“…Because it was grassy and wanted wear.”
My first impression of Raising Arizona was, “Jesus, this is a loud fucking movie.” I had only ever passively watched it in parts whenever it happened to be on Comedy Central. Watching it for Cage Match was my first full viewing, and honestly, it was not enjoyable. It’s crowded with characters, and aggressive in tone. The Coen brothers are known for using uncomfortable scenes to engage the audience, but in Raising Arizona, it’s relentless.
Plenty of other character-heavy Coen brothers films contain scenes dedicated to scenery chewing, but they are segregated from the rest of the movie. Raising Arizona, in contrast, is often a competition of character actors shouting their lines over each other. It’s like spending time in an airport or nursery, longing for a silence that never comes.

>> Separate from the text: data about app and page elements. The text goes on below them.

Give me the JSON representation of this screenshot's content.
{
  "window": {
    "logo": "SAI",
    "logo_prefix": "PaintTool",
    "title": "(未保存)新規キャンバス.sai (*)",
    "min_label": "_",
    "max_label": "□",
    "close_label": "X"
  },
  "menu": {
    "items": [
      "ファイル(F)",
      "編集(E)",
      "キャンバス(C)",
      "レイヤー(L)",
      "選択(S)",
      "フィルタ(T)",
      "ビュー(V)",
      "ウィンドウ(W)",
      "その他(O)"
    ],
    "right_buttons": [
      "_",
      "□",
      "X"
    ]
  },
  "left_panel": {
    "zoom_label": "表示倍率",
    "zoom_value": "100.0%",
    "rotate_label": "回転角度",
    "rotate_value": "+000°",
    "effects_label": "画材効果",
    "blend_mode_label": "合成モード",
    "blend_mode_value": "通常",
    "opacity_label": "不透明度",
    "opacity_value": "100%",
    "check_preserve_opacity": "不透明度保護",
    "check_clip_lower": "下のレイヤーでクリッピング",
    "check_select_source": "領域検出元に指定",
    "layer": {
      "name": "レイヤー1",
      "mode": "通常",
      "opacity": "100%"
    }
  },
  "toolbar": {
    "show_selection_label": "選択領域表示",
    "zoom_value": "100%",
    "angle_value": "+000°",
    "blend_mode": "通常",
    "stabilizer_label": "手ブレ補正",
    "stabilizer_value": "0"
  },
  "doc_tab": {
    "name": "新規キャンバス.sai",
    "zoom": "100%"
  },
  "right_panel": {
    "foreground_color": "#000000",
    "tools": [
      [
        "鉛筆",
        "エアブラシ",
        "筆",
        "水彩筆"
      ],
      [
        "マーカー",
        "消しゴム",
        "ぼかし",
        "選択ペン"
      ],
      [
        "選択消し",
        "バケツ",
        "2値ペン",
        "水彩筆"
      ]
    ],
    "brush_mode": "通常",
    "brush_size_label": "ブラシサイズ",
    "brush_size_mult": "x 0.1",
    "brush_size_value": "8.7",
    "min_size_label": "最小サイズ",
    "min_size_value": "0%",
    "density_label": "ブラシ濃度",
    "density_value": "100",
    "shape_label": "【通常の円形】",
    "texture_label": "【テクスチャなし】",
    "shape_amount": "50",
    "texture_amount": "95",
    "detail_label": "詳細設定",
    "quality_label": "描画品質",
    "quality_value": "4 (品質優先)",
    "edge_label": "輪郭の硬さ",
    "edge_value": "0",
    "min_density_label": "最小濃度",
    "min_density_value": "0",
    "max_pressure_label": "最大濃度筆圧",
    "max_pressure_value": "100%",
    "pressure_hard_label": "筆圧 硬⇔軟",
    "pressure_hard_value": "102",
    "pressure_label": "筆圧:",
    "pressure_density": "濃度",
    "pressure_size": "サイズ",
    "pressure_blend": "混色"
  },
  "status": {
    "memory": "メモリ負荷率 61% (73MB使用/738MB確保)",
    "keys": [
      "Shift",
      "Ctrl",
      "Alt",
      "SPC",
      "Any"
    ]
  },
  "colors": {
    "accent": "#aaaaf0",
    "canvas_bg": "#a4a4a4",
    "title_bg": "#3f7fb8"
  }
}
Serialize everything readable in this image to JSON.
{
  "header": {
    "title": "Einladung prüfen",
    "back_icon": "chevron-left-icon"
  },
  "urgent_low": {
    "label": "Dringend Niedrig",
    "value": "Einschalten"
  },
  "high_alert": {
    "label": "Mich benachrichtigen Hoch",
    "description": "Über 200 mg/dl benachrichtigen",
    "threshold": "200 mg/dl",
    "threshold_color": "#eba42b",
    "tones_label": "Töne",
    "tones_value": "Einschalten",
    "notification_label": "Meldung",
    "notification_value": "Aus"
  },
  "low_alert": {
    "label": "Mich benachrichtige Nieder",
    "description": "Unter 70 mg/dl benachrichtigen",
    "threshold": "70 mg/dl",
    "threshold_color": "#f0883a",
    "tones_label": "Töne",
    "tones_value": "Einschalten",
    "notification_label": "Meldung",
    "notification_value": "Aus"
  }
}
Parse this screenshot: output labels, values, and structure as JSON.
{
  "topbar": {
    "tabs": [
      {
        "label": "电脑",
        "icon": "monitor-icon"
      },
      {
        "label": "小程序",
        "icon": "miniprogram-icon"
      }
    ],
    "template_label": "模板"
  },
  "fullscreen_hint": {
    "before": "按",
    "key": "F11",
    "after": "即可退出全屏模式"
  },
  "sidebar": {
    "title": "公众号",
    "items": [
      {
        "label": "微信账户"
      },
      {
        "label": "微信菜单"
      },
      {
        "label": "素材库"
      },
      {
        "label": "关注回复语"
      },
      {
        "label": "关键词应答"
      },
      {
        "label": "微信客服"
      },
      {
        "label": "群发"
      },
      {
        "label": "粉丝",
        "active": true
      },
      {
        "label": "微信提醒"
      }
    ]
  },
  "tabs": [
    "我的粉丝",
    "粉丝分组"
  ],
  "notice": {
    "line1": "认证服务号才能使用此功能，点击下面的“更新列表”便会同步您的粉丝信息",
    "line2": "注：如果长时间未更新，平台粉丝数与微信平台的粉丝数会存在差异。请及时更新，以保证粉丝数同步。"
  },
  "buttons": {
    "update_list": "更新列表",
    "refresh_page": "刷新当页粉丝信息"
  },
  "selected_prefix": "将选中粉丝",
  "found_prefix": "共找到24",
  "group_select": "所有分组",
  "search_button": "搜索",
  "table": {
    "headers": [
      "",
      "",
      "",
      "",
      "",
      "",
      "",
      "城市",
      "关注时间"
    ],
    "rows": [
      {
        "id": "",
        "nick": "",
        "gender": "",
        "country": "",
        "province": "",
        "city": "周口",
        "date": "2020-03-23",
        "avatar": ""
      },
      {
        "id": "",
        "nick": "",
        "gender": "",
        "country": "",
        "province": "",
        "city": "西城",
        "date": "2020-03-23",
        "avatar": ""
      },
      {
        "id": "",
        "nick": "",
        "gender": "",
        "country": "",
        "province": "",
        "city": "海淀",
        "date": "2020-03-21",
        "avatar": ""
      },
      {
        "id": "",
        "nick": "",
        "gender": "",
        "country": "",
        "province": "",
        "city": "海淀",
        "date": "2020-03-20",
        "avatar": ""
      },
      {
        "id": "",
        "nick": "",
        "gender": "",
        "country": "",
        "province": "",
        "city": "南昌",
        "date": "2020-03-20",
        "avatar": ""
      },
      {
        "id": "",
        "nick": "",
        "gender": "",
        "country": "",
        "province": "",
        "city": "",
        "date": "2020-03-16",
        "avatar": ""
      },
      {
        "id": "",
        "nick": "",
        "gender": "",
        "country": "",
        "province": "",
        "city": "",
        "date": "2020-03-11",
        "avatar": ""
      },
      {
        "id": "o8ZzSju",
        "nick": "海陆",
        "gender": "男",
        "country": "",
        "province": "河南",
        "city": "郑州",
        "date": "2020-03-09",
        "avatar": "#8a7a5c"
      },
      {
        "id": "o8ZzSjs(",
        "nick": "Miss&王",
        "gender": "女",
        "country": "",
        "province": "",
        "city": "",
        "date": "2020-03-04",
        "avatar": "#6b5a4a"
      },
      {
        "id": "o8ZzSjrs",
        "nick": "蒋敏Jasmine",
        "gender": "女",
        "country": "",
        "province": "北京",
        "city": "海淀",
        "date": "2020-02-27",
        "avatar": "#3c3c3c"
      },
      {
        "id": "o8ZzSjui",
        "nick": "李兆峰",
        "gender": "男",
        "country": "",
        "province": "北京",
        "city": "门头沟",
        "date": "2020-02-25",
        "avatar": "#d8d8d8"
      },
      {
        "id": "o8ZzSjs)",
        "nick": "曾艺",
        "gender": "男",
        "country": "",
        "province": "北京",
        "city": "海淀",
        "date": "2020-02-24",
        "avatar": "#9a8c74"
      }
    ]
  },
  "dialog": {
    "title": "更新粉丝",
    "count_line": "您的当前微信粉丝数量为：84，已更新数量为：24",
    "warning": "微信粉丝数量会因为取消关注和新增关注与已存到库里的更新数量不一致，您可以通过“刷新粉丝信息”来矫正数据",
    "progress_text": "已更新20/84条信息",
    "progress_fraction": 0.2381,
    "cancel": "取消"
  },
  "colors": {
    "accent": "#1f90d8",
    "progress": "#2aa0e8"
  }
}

I was worried about this opinion until I found Roger Ebert’s review. He didn’t like it either, aptly noting that “the movie cannot decide if it exists in the real world of trailer parks and 7-Elevens and Pampers, or in a fantasy world of characters from another dimension.” That’s true, but as the review was written in 1987, it lacks the perspective of the Coens’ later works. After Raising Arizona, Joel and Ethan find a careful balance between the real and fantasy worlds that is both engaging and satisfying.
Despite this, Nicolas Cage is great. He is the only actor in the movie not stealing scenes, not weeping uncontrollably. He’s on the atypical side of his acting spectrum. He’s quiet and restrained. He’s found his mousy place in a bombastic world. Much like Ethan Hawke is to Training Day, Cage is to Raising Arizona: only around to make others look good. Or, it could be that Cage is actually “Classic Cage,” living in a world so gazoo that he only appears restrained. Real or perceived, his subtlety is refreshing.
From this film, we get two more gems. First, it helped start the career of director Barry Sonnenfeld, here just a cinematographer, who would go on to direct many popular, high-quality, hysterical films. He also he directed a miserable one. If you’re into origin stories, this one is pretty good.
Second, in my research for this review, I uncovered this lovely montage.
All in all, I have no desire to revisit Raising Arizona. Nic is passable, but there’s too much happening for him to be anything more than pleasant. Sometimes discretion is the better part of valor.
- How was the movie?
- How was Nic Cage’s acting?
- Restrained, good
- Did his performance make the movie worse?
- No. But it was bad